''He came to Trantridge two or three years ago to preach on behalf of some missionary society; and I, wretched fellow that I was, insulted him when, in his disinterestedness, he tried to reason with me and show me the way. He did not resent my conduct, he simply said that some day I should receive the first-fruits of the Spirit-that those who came to scoff sometimes remained to pray. There was a strange magic in his words. They sank into my mind. But the loss of my mother hit me most; and by degrees I was brought to see daylight. Since then my one desire has been to hand on the true view to others, and that is what I was trying to do today; though it is only lately that I have preached hereabout. The first months of my ministry have been spent in the North of England among strangers, where I preferred to make my earliest clumsy attempts, so as to acquire courage before undergoing that severest of all tests of one's sincerity, addressing those who have known one, and have been one's companions in the days of darkness. If you could only know, Tess, the pleasure of having a good slap at yourself, I am sure-''

''Don't go on with it!'' she cried passionately, as she turned away from him to a stile by the wayside, on which she bent herself. ''I can't believe in such sudden things! I feel indignant with you for talking to me like this, when you know-when you know what harm you've done me! You, and those like you, take your fill of pleasure on earth by making the life of such as me bitter and black with sorrow; and then it is a fine thing, when you have had enough of that, to think of securing your pleasure in heaven by becoming converted! Out upon such-I don't believe in you-I hate it!''

''Tess,'' he insisted; ''don't speak so! It came to me like a jolly new idea! And you don't believe me? What don't you believe?''

''Your conversion. Your scheme of religion.''

''Why?''

She dropped her voice. ''Because a better man than you does not believe in such.''

''What a woman's reason! Who is this better man?''

''I cannot tell you.''

''Well,'' he declared, a resentment beneath his words seeming ready to spring out at a moment's notice, ''God forbid that I should say I am a good man-and you know I don't say any such thing. I am new to goodness, truly; but newcomers see furthest sometimes.''

''Yes,'' she replied sadly. ''But I cannot believe in your conversion to a new spirit. Such flashes as you feel, Alec, I fear don't last!''

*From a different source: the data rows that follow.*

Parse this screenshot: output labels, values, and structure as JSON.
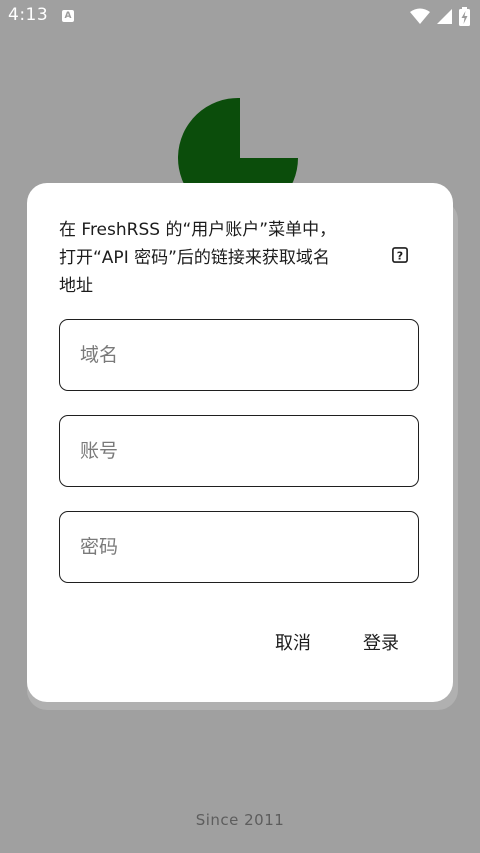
{
  "status_bar": {
    "time": "4:13",
    "notification_icon": "A",
    "icons": [
      "wifi-icon",
      "signal-icon",
      "battery-charging-icon"
    ]
  },
  "dialog": {
    "message": "在 FreshRSS 的“用户账户”菜单中，\n打开“API 密码”后的链接来获取域名\n地址",
    "help_icon": "?",
    "fields": {
      "domain_placeholder": "域名",
      "account_placeholder": "账号",
      "password_placeholder": "密码"
    },
    "buttons": {
      "cancel": "取消",
      "login": "登录"
    }
  },
  "footer": {
    "since": "Since 2011"
  },
  "colors": {
    "background": "#a0a0a0",
    "logo_green": "#0b4d0b",
    "dialog_bg": "#ffffff"
  }
}
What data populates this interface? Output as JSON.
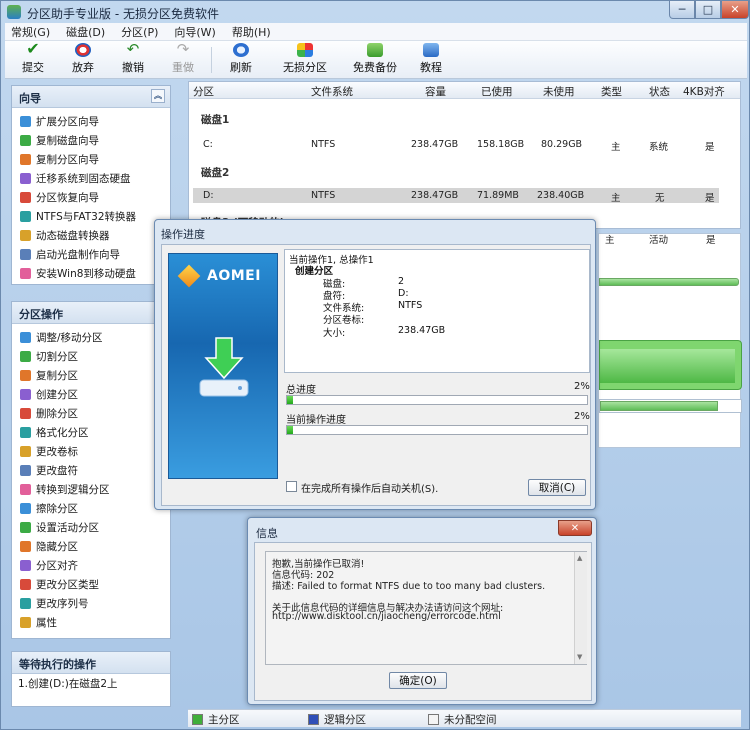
{
  "window": {
    "title": "分区助手专业版 - 无损分区免费软件",
    "minimize": "─",
    "maximize": "□",
    "close": "✕"
  },
  "menu": [
    "常规(G)",
    "磁盘(D)",
    "分区(P)",
    "向导(W)",
    "帮助(H)"
  ],
  "toolbar": {
    "submit": "提交",
    "discard": "放弃",
    "undo": "撤销",
    "redo": "重做",
    "refresh": "刷新",
    "lossless": "无损分区",
    "backup": "免费备份",
    "tutorial": "教程"
  },
  "wizard_panel": {
    "title": "向导",
    "collapse": "︽",
    "items": [
      "扩展分区向导",
      "复制磁盘向导",
      "复制分区向导",
      "迁移系统到固态硬盘",
      "分区恢复向导",
      "NTFS与FAT32转换器",
      "动态磁盘转换器",
      "启动光盘制作向导",
      "安装Win8到移动硬盘"
    ]
  },
  "ops_panel": {
    "title": "分区操作",
    "items": [
      "调整/移动分区",
      "切割分区",
      "复制分区",
      "创建分区",
      "删除分区",
      "格式化分区",
      "更改卷标",
      "更改盘符",
      "转换到逻辑分区",
      "擦除分区",
      "设置活动分区",
      "隐藏分区",
      "分区对齐",
      "更改分区类型",
      "更改序列号",
      "属性"
    ]
  },
  "pending_panel": {
    "title": "等待执行的操作",
    "items": [
      "1.创建(D:)在磁盘2上"
    ]
  },
  "table": {
    "headers": [
      "分区",
      "文件系统",
      "容量",
      "已使用",
      "未使用",
      "类型",
      "状态",
      "4KB对齐"
    ],
    "disks": [
      {
        "name": "磁盘1",
        "rows": [
          [
            "C:",
            "NTFS",
            "238.47GB",
            "158.18GB",
            "80.29GB",
            "主",
            "系统",
            "是"
          ]
        ]
      },
      {
        "name": "磁盘2",
        "rows": [
          [
            "D:",
            "NTFS",
            "238.47GB",
            "71.89MB",
            "238.40GB",
            "主",
            "无",
            "是"
          ]
        ]
      },
      {
        "name": "磁盘3 (可移动的)",
        "rows": [
          [
            "",
            "",
            "",
            "",
            "",
            "主",
            "活动",
            "是"
          ]
        ]
      }
    ]
  },
  "legend": {
    "primary": "主分区",
    "logical": "逻辑分区",
    "unallocated": "未分配空间"
  },
  "progress_dialog": {
    "title": "操作进度",
    "brand": "AOMEI",
    "info": {
      "line1": "当前操作1, 总操作1",
      "op": "创建分区",
      "fields": [
        [
          "磁盘:",
          "2"
        ],
        [
          "盘符:",
          "D:"
        ],
        [
          "文件系统:",
          "NTFS"
        ],
        [
          "分区卷标:",
          ""
        ],
        [
          "大小:",
          "238.47GB"
        ]
      ]
    },
    "total_label": "总进度",
    "total_pct": "2%",
    "total_value": 2,
    "current_label": "当前操作进度",
    "current_pct": "2%",
    "current_value": 2,
    "shutdown_label": "在完成所有操作后自动关机(S).",
    "cancel": "取消(C)"
  },
  "info_dialog": {
    "title": "信息",
    "close": "✕",
    "lines": [
      "抱歉,当前操作已取消!",
      "信息代码: 202",
      "描述: Failed to format NTFS due to too many bad clusters.",
      "",
      "关于此信息代码的详细信息与解决办法请访问这个网址:",
      "http://www.disktool.cn/jiaocheng/errorcode.html"
    ],
    "ok": "确定(O)"
  },
  "colors": {
    "primary": "#3fae3a",
    "logical": "#2f4fb8",
    "unallocated": "#f4f4f4",
    "selected": "#d4d4d4"
  }
}
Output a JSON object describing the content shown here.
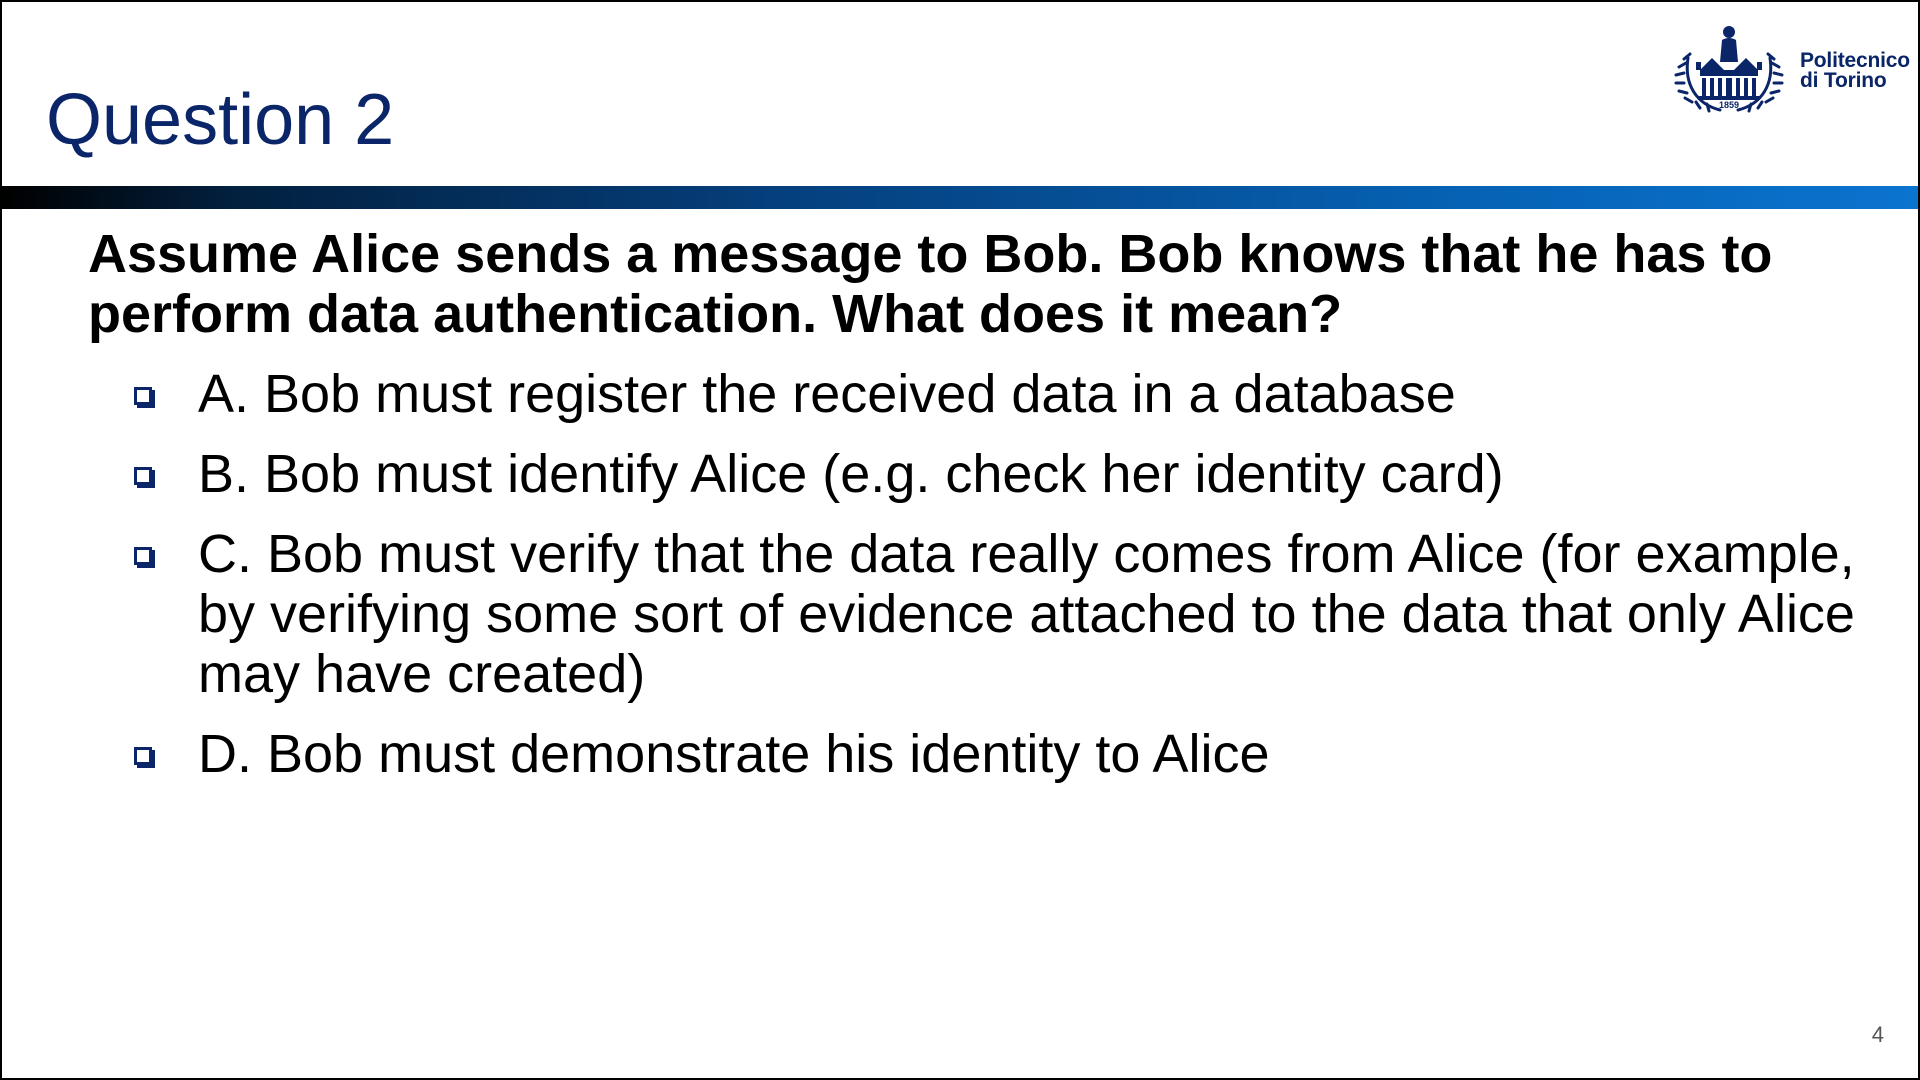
{
  "slide": {
    "title": "Question 2",
    "page_number": "4"
  },
  "logo": {
    "line1": "Politecnico",
    "line2": "di Torino",
    "year": "1859"
  },
  "question": {
    "text": "Assume Alice sends a message to Bob. Bob knows that he has to perform data authentication. What does it mean?"
  },
  "options": [
    {
      "label": "A. Bob must register the received data in a database"
    },
    {
      "label": "B. Bob must identify Alice (e.g. check her identity card)"
    },
    {
      "label": "C. Bob must verify that the data really comes from Alice (for example, by verifying some sort of evidence attached to the data that only Alice may have created)"
    },
    {
      "label": "D. Bob must demonstrate his identity to Alice"
    }
  ],
  "colors": {
    "title": "#0a2568",
    "bullet": "#0a2568",
    "bar_start": "#000000",
    "bar_end": "#0a74cf"
  },
  "icons": {
    "bullet": "hollow-square-bullet-icon",
    "logo": "politecnico-torino-seal-icon"
  }
}
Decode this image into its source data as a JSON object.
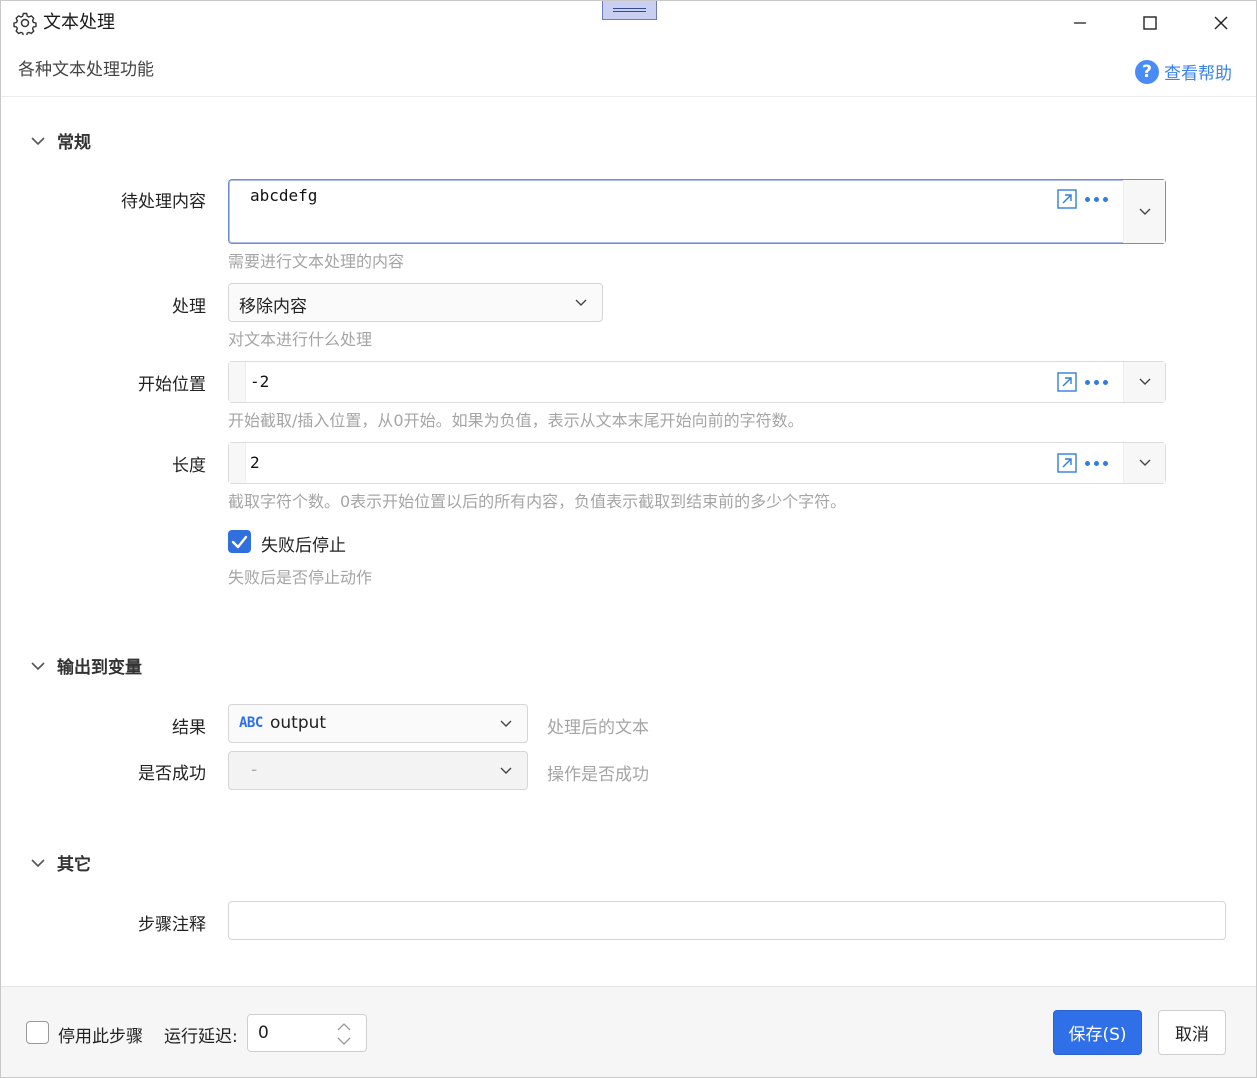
{
  "window": {
    "title": "文本处理",
    "subtitle": "各种文本处理功能",
    "help_label": "查看帮助",
    "help_glyph": "?"
  },
  "sections": {
    "general": {
      "label": "常规"
    },
    "output": {
      "label": "输出到变量"
    },
    "other": {
      "label": "其它"
    }
  },
  "fields": {
    "content": {
      "label": "待处理内容",
      "value": "abcdefg",
      "hint": "需要进行文本处理的内容"
    },
    "process": {
      "label": "处理",
      "value": "移除内容",
      "hint": "对文本进行什么处理"
    },
    "start": {
      "label": "开始位置",
      "value": "-2",
      "hint": "开始截取/插入位置，从0开始。如果为负值，表示从文本末尾开始向前的字符数。"
    },
    "length": {
      "label": "长度",
      "value": "2",
      "hint": "截取字符个数。0表示开始位置以后的所有内容，负值表示截取到结束前的多少个字符。"
    },
    "stop_on_fail": {
      "label": "失败后停止",
      "checked": true,
      "hint": "失败后是否停止动作"
    }
  },
  "output": {
    "result": {
      "label": "结果",
      "type_badge": "ABC",
      "value": "output",
      "desc": "处理后的文本"
    },
    "success": {
      "label": "是否成功",
      "value": "-",
      "desc": "操作是否成功"
    }
  },
  "other": {
    "note": {
      "label": "步骤注释",
      "value": ""
    }
  },
  "footer": {
    "disable_label": "停用此步骤",
    "disable_checked": false,
    "delay_label": "运行延迟:",
    "delay_value": "0",
    "save_label": "保存(S)",
    "cancel_label": "取消"
  },
  "colors": {
    "accent": "#2f6fe8",
    "link": "#3b82f6",
    "hint": "#a5a5a5"
  }
}
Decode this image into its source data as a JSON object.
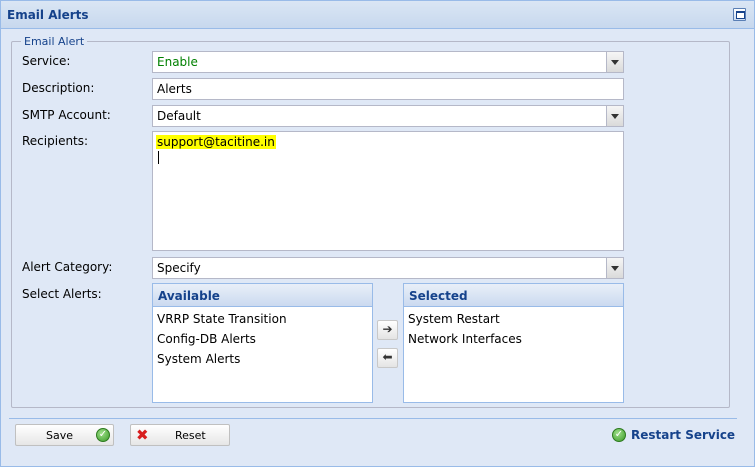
{
  "panel": {
    "title": "Email Alerts"
  },
  "fieldset": {
    "legend": "Email Alert"
  },
  "form": {
    "service": {
      "label": "Service:",
      "value": "Enable"
    },
    "description": {
      "label": "Description:",
      "value": "Alerts"
    },
    "smtp_account": {
      "label": "SMTP Account:",
      "value": "Default"
    },
    "recipients": {
      "label": "Recipients:",
      "value": "support@tacitine.in"
    },
    "alert_category": {
      "label": "Alert Category:",
      "value": "Specify"
    },
    "select_alerts": {
      "label": "Select Alerts:"
    }
  },
  "available": {
    "header": "Available",
    "items": [
      "VRRP State Transition",
      "Config-DB Alerts",
      "System Alerts"
    ]
  },
  "selected": {
    "header": "Selected",
    "items": [
      "System Restart",
      "Network Interfaces"
    ]
  },
  "move_buttons": {
    "add": "➔",
    "remove": "⬅"
  },
  "footer": {
    "save_label": "Save",
    "reset_label": "Reset",
    "restart_label": "Restart Service"
  },
  "colors": {
    "header_text": "#15428b",
    "panel_bg": "#dfe8f6",
    "enable_text": "#008000",
    "highlight": "#ffff00"
  }
}
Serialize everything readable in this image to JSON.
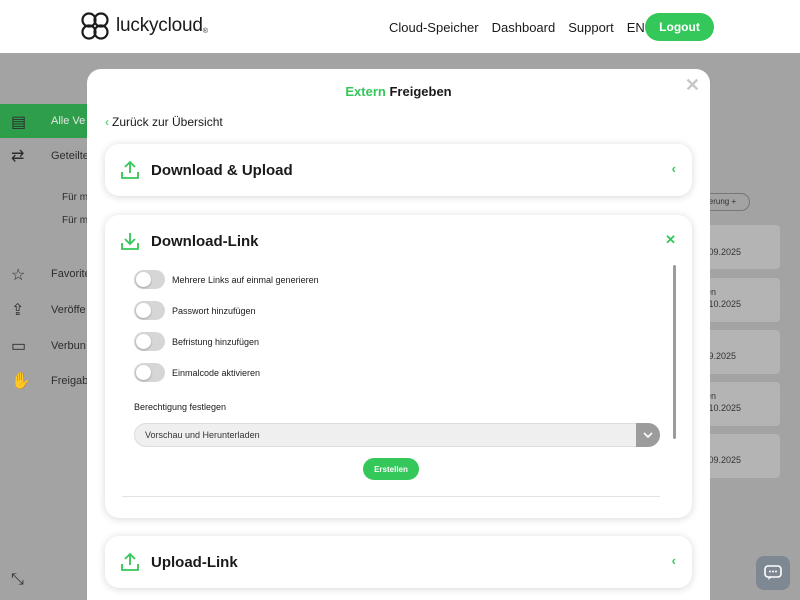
{
  "header": {
    "logo_text": "luckycloud",
    "logo_mark": "®",
    "nav": [
      "Cloud-Speicher",
      "Dashboard",
      "Support",
      "EN"
    ],
    "logout_label": "Logout"
  },
  "background": {
    "sidebar": {
      "items": [
        {
          "label": "Alle Ve",
          "icon": "folder-icon"
        },
        {
          "label": "Geteilte",
          "icon": "shared-users-icon"
        },
        {
          "label": "Favorite",
          "icon": "star-icon"
        },
        {
          "label": "Veröffe",
          "icon": "publish-icon"
        },
        {
          "label": "Verbun",
          "icon": "monitor-icon"
        },
        {
          "label": "Freigab",
          "icon": "handshake-icon"
        }
      ],
      "subitems": [
        "Für m",
        "Für m"
      ]
    },
    "filter_pill": "lerung +",
    "dates": [
      ".09.2025",
      "en",
      ".10.2025",
      ".9.2025",
      "en",
      ".10.2025",
      ".09.2025"
    ]
  },
  "modal": {
    "title_accent": "Extern",
    "title_rest": "Freigeben",
    "back_label": "Zurück zur Übersicht",
    "sections": {
      "download_upload": {
        "title": "Download & Upload",
        "icon": "upload-icon",
        "action_icon": "chevron-left-icon"
      },
      "download_link": {
        "title": "Download-Link",
        "icon": "download-icon",
        "action_icon": "close-icon",
        "toggles": [
          "Mehrere Links auf einmal generieren",
          "Passwort hinzufügen",
          "Befristung hinzufügen",
          "Einmalcode aktivieren"
        ],
        "permission_label": "Berechtigung festlegen",
        "permission_value": "Vorschau und Herunterladen",
        "create_label": "Erstellen"
      },
      "upload_link": {
        "title": "Upload-Link",
        "icon": "upload-icon",
        "action_icon": "chevron-left-icon"
      }
    }
  },
  "colors": {
    "accent": "#34c75a",
    "overlay": "#a3a3a3"
  }
}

Title: Tess of the d'Urbervilles
Author: Thomas Hardy
Viewed 114468 times

...
...2728293031323334353637383940414243444546474849505152535455565758596061...


 
              
Page generation 0.001 seconds